The small section of seating was covered and overlooked a small courtyard that held a playground. The structure of the buildings was very similar to the courtyards in Budapest with the Soviet cement white block style that were all monotone and plain. The unembellished windows and staircases that surrounded the small playground matched the essence of the city of dullness and structure. Small families came with their children and teenagers loitered about similar to what I was used to in the United States. In moments like this you forget your time and place and that you are in a completely different country where you do not speak the language and have no idea where you are. It is in these moments that you sit and drink or eat and stare at the world around you, not noticing anything yet taking in every single detail.
I continued to sit there for a few more moments until I checked the time and began pack my bags to continue along the road. I stuffed my food back into my pannier, which was bursting with bananas, avocados, and the such, and maneuvered my bike back onto the road and took a left onto the highway 14 that would begin to lead me north.
The road eventually become a path and the path followed a old country roads and it meandered through small towns and in and out of fields. I passed bushes of blackberries and I would stop for a moment to catch my breath and eat a few, taking in the field that extended a kilometer away before reaching a wall of trees.
The small towns felt empty of any people except the few dogs that would bark and pace behind fences. There was always a church in the center of town, pretty much always gated and always a yellow-tan complexion with a green steeple. The houses surrounding the church were similar in colour expect their roofs were tiled and a clay-like red, like you would expect in a Italian countryside.. Pretty much all were a single story except some pockets were rich and elegant, completely misplaced from the other houses in the town yet they still had their own appeal.

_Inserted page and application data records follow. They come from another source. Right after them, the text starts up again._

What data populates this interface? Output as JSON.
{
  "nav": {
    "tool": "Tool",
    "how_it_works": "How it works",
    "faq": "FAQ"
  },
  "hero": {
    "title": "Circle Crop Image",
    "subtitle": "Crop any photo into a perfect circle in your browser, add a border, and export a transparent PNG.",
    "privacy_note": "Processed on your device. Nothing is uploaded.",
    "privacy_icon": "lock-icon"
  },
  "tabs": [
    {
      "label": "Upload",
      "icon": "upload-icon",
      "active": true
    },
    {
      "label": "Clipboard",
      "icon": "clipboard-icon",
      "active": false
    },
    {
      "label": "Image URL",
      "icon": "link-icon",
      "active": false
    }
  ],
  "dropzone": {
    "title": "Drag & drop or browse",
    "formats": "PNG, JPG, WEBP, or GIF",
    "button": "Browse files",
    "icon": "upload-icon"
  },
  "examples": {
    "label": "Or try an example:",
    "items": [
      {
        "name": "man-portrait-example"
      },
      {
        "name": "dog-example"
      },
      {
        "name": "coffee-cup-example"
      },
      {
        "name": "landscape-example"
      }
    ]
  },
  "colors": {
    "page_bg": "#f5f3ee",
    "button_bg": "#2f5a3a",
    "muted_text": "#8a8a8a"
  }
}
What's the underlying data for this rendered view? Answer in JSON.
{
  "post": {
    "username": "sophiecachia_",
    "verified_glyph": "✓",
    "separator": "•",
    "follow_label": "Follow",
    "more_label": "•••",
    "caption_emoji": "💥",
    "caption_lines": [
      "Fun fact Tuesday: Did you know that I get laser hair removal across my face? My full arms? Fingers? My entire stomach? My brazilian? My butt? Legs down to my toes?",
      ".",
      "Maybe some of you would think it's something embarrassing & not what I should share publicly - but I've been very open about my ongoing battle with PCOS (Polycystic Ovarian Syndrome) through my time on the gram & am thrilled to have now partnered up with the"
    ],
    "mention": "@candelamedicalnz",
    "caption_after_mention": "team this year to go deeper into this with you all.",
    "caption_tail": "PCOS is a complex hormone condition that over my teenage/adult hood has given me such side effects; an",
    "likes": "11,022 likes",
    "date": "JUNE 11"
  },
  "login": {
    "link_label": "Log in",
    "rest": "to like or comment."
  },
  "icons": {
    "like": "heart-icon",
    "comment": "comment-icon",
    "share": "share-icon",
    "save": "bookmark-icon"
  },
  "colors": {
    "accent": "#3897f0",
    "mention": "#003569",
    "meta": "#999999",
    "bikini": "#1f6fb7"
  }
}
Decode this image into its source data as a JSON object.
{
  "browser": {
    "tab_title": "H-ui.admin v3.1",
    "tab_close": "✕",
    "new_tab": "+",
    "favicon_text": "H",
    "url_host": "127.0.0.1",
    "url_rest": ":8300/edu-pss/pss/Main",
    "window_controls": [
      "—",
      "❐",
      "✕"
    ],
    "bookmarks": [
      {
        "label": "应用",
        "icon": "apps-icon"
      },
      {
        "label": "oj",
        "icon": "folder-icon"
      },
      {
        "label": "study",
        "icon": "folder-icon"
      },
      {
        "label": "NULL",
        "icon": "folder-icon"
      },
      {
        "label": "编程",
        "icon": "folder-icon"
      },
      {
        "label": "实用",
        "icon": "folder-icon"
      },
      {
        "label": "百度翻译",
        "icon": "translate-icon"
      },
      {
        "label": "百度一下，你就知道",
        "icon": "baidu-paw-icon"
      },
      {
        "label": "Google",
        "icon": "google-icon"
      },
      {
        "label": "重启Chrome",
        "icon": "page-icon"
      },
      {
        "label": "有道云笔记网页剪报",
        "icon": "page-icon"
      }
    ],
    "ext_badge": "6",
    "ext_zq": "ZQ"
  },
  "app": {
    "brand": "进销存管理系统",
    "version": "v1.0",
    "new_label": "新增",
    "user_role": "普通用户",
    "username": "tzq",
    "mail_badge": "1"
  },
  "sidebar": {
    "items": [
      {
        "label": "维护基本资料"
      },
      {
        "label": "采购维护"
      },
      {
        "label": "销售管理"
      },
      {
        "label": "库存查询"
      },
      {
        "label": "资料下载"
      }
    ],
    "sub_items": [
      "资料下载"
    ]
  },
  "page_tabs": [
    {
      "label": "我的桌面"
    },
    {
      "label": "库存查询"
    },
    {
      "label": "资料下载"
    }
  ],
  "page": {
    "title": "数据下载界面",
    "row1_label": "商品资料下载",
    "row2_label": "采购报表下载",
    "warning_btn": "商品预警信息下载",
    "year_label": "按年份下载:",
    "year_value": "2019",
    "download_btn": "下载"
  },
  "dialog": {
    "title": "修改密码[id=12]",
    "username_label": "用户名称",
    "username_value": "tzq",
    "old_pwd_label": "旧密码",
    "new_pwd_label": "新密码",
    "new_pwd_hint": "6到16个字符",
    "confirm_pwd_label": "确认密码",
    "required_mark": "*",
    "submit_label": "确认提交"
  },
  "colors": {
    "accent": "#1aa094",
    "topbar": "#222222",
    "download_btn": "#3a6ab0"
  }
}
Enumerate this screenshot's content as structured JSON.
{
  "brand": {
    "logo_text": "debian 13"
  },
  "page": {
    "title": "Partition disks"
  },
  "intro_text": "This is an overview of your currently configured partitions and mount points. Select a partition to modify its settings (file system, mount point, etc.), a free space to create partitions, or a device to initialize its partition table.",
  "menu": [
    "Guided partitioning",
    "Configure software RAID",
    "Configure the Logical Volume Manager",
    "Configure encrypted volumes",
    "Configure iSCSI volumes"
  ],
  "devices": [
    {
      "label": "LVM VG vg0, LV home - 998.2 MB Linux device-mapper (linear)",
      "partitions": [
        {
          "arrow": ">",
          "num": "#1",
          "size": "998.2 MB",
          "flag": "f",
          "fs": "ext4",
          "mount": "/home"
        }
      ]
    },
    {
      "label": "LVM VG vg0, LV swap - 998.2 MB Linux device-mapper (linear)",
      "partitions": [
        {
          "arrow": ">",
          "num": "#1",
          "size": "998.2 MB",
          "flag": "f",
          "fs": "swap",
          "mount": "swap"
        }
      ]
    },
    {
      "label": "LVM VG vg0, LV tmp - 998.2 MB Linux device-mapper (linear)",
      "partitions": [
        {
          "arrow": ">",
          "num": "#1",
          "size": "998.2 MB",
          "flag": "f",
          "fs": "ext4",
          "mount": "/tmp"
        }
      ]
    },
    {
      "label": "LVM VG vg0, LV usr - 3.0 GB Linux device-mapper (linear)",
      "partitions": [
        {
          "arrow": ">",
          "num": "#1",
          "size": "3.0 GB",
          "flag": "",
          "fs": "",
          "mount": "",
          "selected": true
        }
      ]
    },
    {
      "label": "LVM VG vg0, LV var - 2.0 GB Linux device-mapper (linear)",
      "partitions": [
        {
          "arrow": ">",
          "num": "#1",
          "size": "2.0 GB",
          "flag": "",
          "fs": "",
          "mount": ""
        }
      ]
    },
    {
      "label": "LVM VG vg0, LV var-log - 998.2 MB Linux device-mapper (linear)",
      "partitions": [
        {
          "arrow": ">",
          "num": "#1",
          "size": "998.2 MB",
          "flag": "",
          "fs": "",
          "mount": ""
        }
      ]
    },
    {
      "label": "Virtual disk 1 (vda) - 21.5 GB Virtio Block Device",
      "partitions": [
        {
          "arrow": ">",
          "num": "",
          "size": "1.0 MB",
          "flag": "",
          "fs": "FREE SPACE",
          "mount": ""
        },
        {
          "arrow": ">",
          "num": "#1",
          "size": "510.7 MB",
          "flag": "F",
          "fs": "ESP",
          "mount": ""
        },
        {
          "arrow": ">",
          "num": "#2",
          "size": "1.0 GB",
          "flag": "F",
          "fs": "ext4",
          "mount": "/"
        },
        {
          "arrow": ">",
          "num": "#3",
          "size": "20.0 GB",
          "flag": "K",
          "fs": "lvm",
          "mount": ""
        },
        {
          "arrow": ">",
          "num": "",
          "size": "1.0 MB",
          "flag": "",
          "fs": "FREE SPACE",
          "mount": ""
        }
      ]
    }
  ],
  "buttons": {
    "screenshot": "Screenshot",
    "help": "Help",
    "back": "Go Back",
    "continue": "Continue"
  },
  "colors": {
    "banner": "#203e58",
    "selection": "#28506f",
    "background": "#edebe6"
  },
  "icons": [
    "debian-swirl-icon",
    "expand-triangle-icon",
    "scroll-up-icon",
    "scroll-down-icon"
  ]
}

I began to feel my thighs burn. It was more flat than before and the wind pushed against me. It also had begun to get cold. I rode through the village of Püski and down more roads passings more trees and more fields. I became lonely and wanted the day of riding to end soon. Maps can be misleading and can make you think the distance will go by quicker. Knowing something is 10 kilometers away does not help much for you ego or you mental health when you do not know the trouble that could happen in the next 10 kilometers. It could rain, or it could all be uphill. The bags could fall off the bike and you could spend 10 minutes trying to mend the hooks to fit back. I was tired and I was lonely and I pushed harder.
By the time I reached Dunasziget, a town 5 or so kilometers south of Dunakiliti, I was ready to find a small grove to pitch my tent and call it a day. I knew if I did that I would not have the pleasure of being able to call home or have clean water or take a shower, so I pressed on. Back and forth through familiar fields and through the routine of stopping every 10 minutes or so to check and make sure I was on the right patch, I eventually made it to Dunakiliti.
Seeing the signs for the village was a relief and it took me 10 more minutes of riding around to eventually just find campground. It was on a small tributary which fed into the Danube a short distance to the East. Across a small bridge was a resort spa hotel that sold rooms for $100 a night, which I considered. It all worked out and I paid the 1500 HUF, roughly $6, to stay the night at the campground. I tried pitching my tent, struggling to put the stakes into the loose soil, when the man who managed the campground came over and lend me his hammer. I took it, finished setting my gear into my tent, and went to the hotel for a beer.